Current Roll 1 14.5
Percent Collected;
Delinquencies Down
As the county court convened
yesterday for the first meeting of
the year, and re-elected Commis
sioner George N. Peck started his
new term of office, they had before
them the tax balance sheet which
showed encouraging signs of better
ment in the county's financial status.
Tax collections for the year show
ed at $310,001.77 or 114.5 per cent
of the current roll which totalled
$271,814.20. Represented was a re
duction of $41,524.11 in the amount
of delinquent taxes to be extended
as of January 1, 1939, over those of
record at the beginning of 1938.
Turn-overs from the sheriffs office
for 1S38 were complete and had been
for 1938 were complete and had been
extended on the books of the clerk,
by whom the statement was issued.
While discount allowed for pre
payment of current taxes, $4,198.18,
exceeded interest collected on cur
rent taxes, $1,399.43, the interest col
lected on delinquent taxes more than
offset the difference. Interest col
lected on delinquent taxes amounted
to $6,188.86.
Total delinquent taxes at the be
ginning of the year amounted to
$342,373.52, of which $81,070.25 was
shown as collected during the year,
leaving a balance of taxes from years
prior to 1938 of $257,966.73.
Of the current roll, $271,814.20,
collections of $228,931.52 were shown,
leaving a balance uncollected of
$42,882.68. As this amount is extend
ed as delinquent tax at the begin
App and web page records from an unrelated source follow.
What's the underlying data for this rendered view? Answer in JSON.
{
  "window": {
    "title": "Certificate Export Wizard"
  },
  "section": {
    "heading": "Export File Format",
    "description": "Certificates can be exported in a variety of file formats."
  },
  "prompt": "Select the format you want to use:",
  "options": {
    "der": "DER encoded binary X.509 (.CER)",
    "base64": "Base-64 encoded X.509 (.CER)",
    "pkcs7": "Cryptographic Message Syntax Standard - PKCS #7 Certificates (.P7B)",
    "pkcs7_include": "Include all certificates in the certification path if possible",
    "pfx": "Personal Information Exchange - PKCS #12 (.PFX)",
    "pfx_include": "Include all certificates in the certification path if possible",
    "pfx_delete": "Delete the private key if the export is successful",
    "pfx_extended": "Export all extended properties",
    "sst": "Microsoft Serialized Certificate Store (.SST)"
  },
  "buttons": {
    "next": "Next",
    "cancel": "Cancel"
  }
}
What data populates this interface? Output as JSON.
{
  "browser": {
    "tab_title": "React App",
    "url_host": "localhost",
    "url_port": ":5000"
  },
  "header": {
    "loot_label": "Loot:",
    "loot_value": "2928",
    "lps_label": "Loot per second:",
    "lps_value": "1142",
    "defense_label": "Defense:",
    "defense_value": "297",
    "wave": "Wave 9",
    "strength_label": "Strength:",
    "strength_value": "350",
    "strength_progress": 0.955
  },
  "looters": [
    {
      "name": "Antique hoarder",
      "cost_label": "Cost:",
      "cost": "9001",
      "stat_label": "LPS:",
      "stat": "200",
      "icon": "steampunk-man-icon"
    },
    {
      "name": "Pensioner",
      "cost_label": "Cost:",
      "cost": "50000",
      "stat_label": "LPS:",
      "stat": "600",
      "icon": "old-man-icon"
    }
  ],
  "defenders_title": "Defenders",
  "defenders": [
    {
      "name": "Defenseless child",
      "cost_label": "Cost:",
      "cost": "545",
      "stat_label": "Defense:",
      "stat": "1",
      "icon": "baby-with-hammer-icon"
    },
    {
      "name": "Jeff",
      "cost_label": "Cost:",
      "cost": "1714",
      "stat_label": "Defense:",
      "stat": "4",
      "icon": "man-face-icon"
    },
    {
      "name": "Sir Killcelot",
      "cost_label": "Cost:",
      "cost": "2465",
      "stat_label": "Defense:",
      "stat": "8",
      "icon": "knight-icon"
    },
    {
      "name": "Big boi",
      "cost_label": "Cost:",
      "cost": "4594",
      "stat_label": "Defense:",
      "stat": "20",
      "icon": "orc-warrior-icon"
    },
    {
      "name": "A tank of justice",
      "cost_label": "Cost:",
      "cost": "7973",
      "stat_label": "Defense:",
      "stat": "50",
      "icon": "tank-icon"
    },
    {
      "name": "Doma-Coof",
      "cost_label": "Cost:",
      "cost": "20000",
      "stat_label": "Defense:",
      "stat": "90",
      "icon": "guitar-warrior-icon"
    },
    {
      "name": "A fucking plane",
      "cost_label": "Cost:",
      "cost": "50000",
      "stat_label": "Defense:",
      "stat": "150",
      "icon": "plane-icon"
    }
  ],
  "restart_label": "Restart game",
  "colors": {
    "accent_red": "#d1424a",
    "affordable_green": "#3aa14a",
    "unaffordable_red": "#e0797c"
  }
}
ning of the new year, it is. added to
the balance of former delinquent
taxes unpaid, making up the $300,
849.41, total taxes unpaid at the be
ginning of 1939.
Tne clerk's statement itemizes
both delinquent and current taxes
for each of the various tax subdi
visions, showing amounts credited
to cities, school districts, etc., during
the year, and the balance of uncol
lected taxes due each.
Collections credited to City of
Heppner during 1938 amounted to
$9,422.50, and the total unpaid tax
shown to be due at the beginning
of 1939 was $8,919.87. The 1938 rolls
for the city called for $9,204.35.
In addition, to auditing current
bills, the court yesterday was busy
checking up on officers' bonds. Mat
ters of appointments and other first
of the year business were left over
until today.
Judge Johnson and Commissioner
Neill were in attendance as well as
Commissioner Peck.
Pomona Grange at
Irrigon, Jan. 7th
Morrow County Pomona grange
meets 'at Irrigon for all day on Sat
urday, Jan. 7, with business sessions
being called in the fornoon and
possibly again in the afternoon
shortly after the close of the lec
turer's program. This nrotrram in
scheduled for 1:30 p. m. and the pub
lic is cordially invited to attend.
Morrow county Pomona officers
will confer the 5th degree in the
W. H. French, in the city yester
day from the Blue mountain farm,
reported that all snow disappeared
Monday as the temperature went to
60 above and a warm sunshiny day
prevailed. It was one of the prettiest
days he ever saw, said Mr. French.
He reported that the mercury had
touched zero four times since winter
started, with two below being the
low mark. Cold weather is now over,
though considerable precipitation of
moisture may be expected, he predicted.